Wednesday, March 9, 2011
March 9, 2011 – Stir-Fry Nation
Jennifer Lee puts the melting pot metaphor to rest for the final time when she describes America as more of a stir-fry than a melting pot. She writes, “We are a stir-fry; our ingredients remain distinct, but our flavors blend together in a sauce shared by all.” It’s all in her book The Fortune Cookie Chronicles. The book has two of my favorite topics — Cultural history and in particular the immigration experience. And it’s about Chinese food. I did love this book and learned even more things about the role of Chinese Food in our culture. I have to thank the library for recommending this one.
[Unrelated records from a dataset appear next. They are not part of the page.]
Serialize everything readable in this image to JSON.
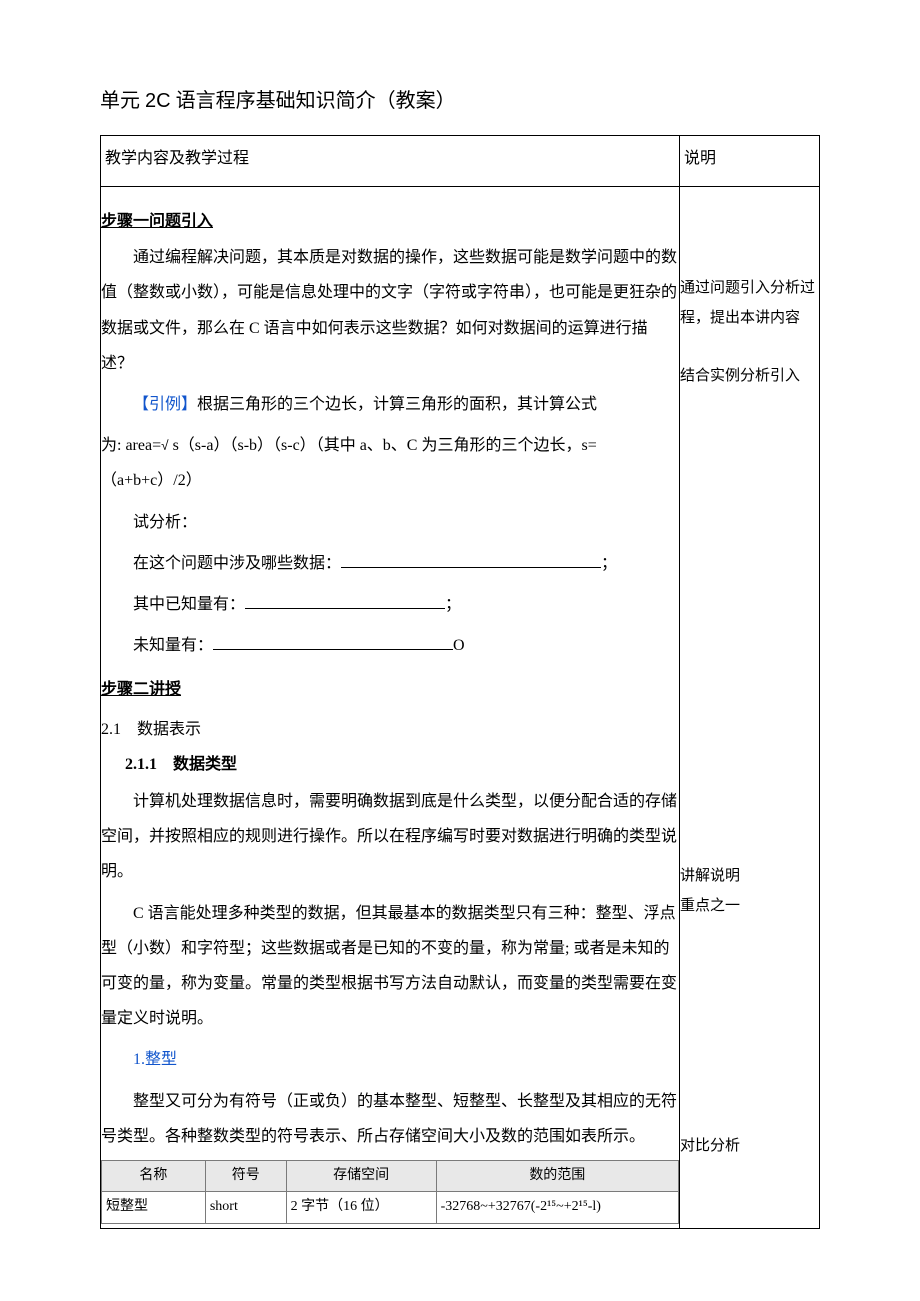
{
  "title_prefix": "单元 ",
  "title_unit": "2C",
  "title_rest": " 语言程序基础知识简介（教案）",
  "header_left": "教学内容及教学过程",
  "header_right": "说明",
  "step1_title": "步骤一问题引入",
  "p1": "通过编程解决问题，其本质是对数据的操作，这些数据可能是数学问题中的数值（整数或小数），可能是信息处理中的文字（字符或字符串），也可能是更狂杂的数据或文件，那么在 C 语言中如何表示这些数据？如何对数据间的运算进行描述？",
  "example_label": "【引例】",
  "example_text": "根据三角形的三个边长，计算三角形的面积，其计算公式",
  "formula_prefix": "为: area=",
  "formula_mid": "s（s-a）（s-b）（s-c）",
  "formula_suffix": "（其中 a、b、C 为三角形的三个边长，s=（a+b+c）/2）",
  "analyze_label": "试分析：",
  "q1_prefix": "在这个问题中涉及哪些数据：",
  "q1_suffix": "；",
  "q2_prefix": "其中已知量有：",
  "q2_suffix": "；",
  "q3_prefix": "未知量有：",
  "q3_suffix": "O",
  "step2_title": "步骤二讲授",
  "sec_2_1": "2.1　数据表示",
  "sec_2_1_1": "2.1.1　数据类型",
  "p2": "计算机处理数据信息时，需要明确数据到底是什么类型，以便分配合适的存储空间，并按照相应的规则进行操作。所以在程序编写时要对数据进行明确的类型说明。",
  "p3": "C 语言能处理多种类型的数据，但其最基本的数据类型只有三种：整型、浮点型（小数）和字符型；这些数据或者是已知的不变的量，称为常量; 或者是未知的可变的量，称为变量。常量的类型根据书写方法自动默认，而变量的类型需要在变量定义时说明。",
  "int_heading": "1.整型",
  "p4": "整型又可分为有符号（正或负）的基本整型、短整型、长整型及其相应的无符号类型。各种整数类型的符号表示、所占存储空间大小及数的范围如表所示。",
  "table": {
    "h1": "名称",
    "h2": "符号",
    "h3": "存储空间",
    "h4": "数的范围",
    "r1c1": "短整型",
    "r1c2": "short",
    "r1c3": "2 字节（16 位）",
    "r1c4": "-32768~+32767(-2¹⁵~+2¹⁵-l)"
  },
  "side1": "通过问题引入分析过程，提出本讲内容",
  "side2": "结合实例分析引入",
  "side3a": "讲解说明",
  "side3b": "重点之一",
  "side4": "对比分析"
}
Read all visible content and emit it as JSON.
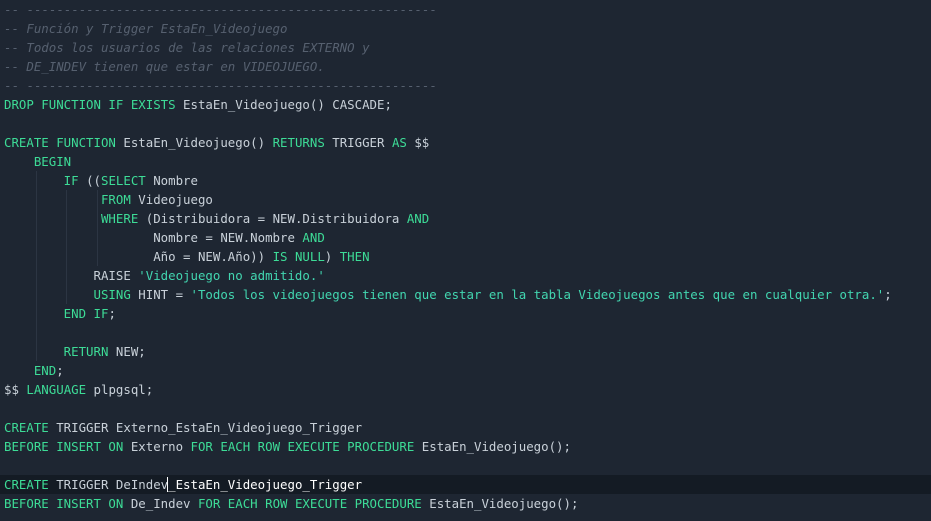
{
  "theme": {
    "background": "#1e2632",
    "keyword": "#3ddc97",
    "identifier": "#c9d1d9",
    "string": "#42d6b0",
    "comment": "#56606f",
    "current_line": "#141b24"
  },
  "editor": {
    "language": "sql",
    "cursor_line": 25,
    "lines": [
      [
        {
          "t": "-- -------------------------------------------------------",
          "c": "sep"
        }
      ],
      [
        {
          "t": "-- Función y Trigger EstaEn_Videojuego",
          "c": "cm"
        }
      ],
      [
        {
          "t": "-- Todos los usuarios de las relaciones EXTERNO y",
          "c": "cm"
        }
      ],
      [
        {
          "t": "-- DE_INDEV tienen que estar en VIDEOJUEGO.",
          "c": "cm"
        }
      ],
      [
        {
          "t": "-- -------------------------------------------------------",
          "c": "sep"
        }
      ],
      [
        {
          "t": "DROP FUNCTION IF EXISTS ",
          "c": "kw"
        },
        {
          "t": "EstaEn_Videojuego() CASCADE;",
          "c": "id"
        }
      ],
      [],
      [
        {
          "t": "CREATE FUNCTION ",
          "c": "kw"
        },
        {
          "t": "EstaEn_Videojuego() ",
          "c": "id"
        },
        {
          "t": "RETURNS ",
          "c": "kw"
        },
        {
          "t": "TRIGGER ",
          "c": "id"
        },
        {
          "t": "AS ",
          "c": "kw"
        },
        {
          "t": "$$",
          "c": "id"
        }
      ],
      [
        {
          "t": "    BEGIN",
          "c": "kw"
        }
      ],
      [
        {
          "t": "        IF ",
          "c": "kw"
        },
        {
          "t": "((",
          "c": "id"
        },
        {
          "t": "SELECT ",
          "c": "kw"
        },
        {
          "t": "Nombre",
          "c": "id"
        }
      ],
      [
        {
          "t": "             FROM ",
          "c": "kw"
        },
        {
          "t": "Videojuego",
          "c": "id"
        }
      ],
      [
        {
          "t": "             WHERE ",
          "c": "kw"
        },
        {
          "t": "(Distribuidora = NEW.Distribuidora ",
          "c": "id"
        },
        {
          "t": "AND",
          "c": "kw"
        }
      ],
      [
        {
          "t": "                    Nombre = NEW.Nombre ",
          "c": "id"
        },
        {
          "t": "AND",
          "c": "kw"
        }
      ],
      [
        {
          "t": "                    Año = NEW.Año)) ",
          "c": "id"
        },
        {
          "t": "IS NULL",
          "c": "kw"
        },
        {
          "t": ") ",
          "c": "id"
        },
        {
          "t": "THEN",
          "c": "kw"
        }
      ],
      [
        {
          "t": "            RAISE ",
          "c": "id"
        },
        {
          "t": "'Videojuego no admitido.'",
          "c": "str"
        }
      ],
      [
        {
          "t": "            USING ",
          "c": "kw"
        },
        {
          "t": "HINT = ",
          "c": "id"
        },
        {
          "t": "'Todos los videojuegos tienen que estar en la tabla Videojuegos antes que en cualquier otra.'",
          "c": "str"
        },
        {
          "t": ";",
          "c": "id"
        }
      ],
      [
        {
          "t": "        END IF",
          "c": "kw"
        },
        {
          "t": ";",
          "c": "id"
        }
      ],
      [],
      [
        {
          "t": "        RETURN ",
          "c": "kw"
        },
        {
          "t": "NEW;",
          "c": "id"
        }
      ],
      [
        {
          "t": "    END",
          "c": "kw"
        },
        {
          "t": ";",
          "c": "id"
        }
      ],
      [
        {
          "t": "$$ ",
          "c": "id"
        },
        {
          "t": "LANGUAGE ",
          "c": "kw"
        },
        {
          "t": "plpgsql;",
          "c": "id"
        }
      ],
      [],
      [
        {
          "t": "CREATE ",
          "c": "kw"
        },
        {
          "t": "TRIGGER ",
          "c": "id"
        },
        {
          "t": "Externo_EstaEn_Videojuego_Trigger",
          "c": "id"
        }
      ],
      [
        {
          "t": "BEFORE INSERT ON ",
          "c": "kw"
        },
        {
          "t": "Externo ",
          "c": "id"
        },
        {
          "t": "FOR EACH ROW EXECUTE PROCEDURE ",
          "c": "kw"
        },
        {
          "t": "EstaEn_Videojuego();",
          "c": "id"
        }
      ],
      [],
      [
        {
          "t": "CREATE ",
          "c": "kw"
        },
        {
          "t": "TRIGGER ",
          "c": "id"
        },
        {
          "t": "DeIndev",
          "c": "id"
        },
        {
          "t": "_EstaEn_Videojuego_Trigger",
          "c": "cur"
        }
      ],
      [
        {
          "t": "BEFORE INSERT ON ",
          "c": "kw"
        },
        {
          "t": "De_Indev ",
          "c": "id"
        },
        {
          "t": "FOR EACH ROW EXECUTE PROCEDURE ",
          "c": "kw"
        },
        {
          "t": "EstaEn_Videojuego();",
          "c": "id"
        }
      ]
    ]
  }
}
Another great pick in their On The Same Page Series.
Ironically, just before picking up this book, I did a piece for the 2011 Project on fortune cookies and then one on chop suey. So today it is about the stir-fry.
You’ll note my stir-fry is in my trusty, old, cast iron frying pan. I used to have a wok, but that never made it out here from the East Coast. Space is at a premium in a San Francisco kitchen, and you can make a stir-fry without a wok. I am sure some purists would disagree. But that is what is so great about a stir-fry there are no set rules. The stir-fry does make a great metaphor for America, because pretty much anything goes in it. I was aghast when my Australian friend Alan once tossed in peanut butter (a trick I have since copied many times. My cousin Bekah is a good cook, but when I saw the smoked kielbasa going into the stir-fry, I had my doubts. We are both half Polish-American, but I was raised on much more traditional Polish cuisine. Bekah, having far less experience with Polish food, clearly had no issues with using smoked kielbasa in a stir-fry. Needless to say, it tasted great and I do the same thing all the time. The only question is what’s next? Could I put soy sauce and hot oil on pierogis instead of sour cream and call them Polish Potstickers?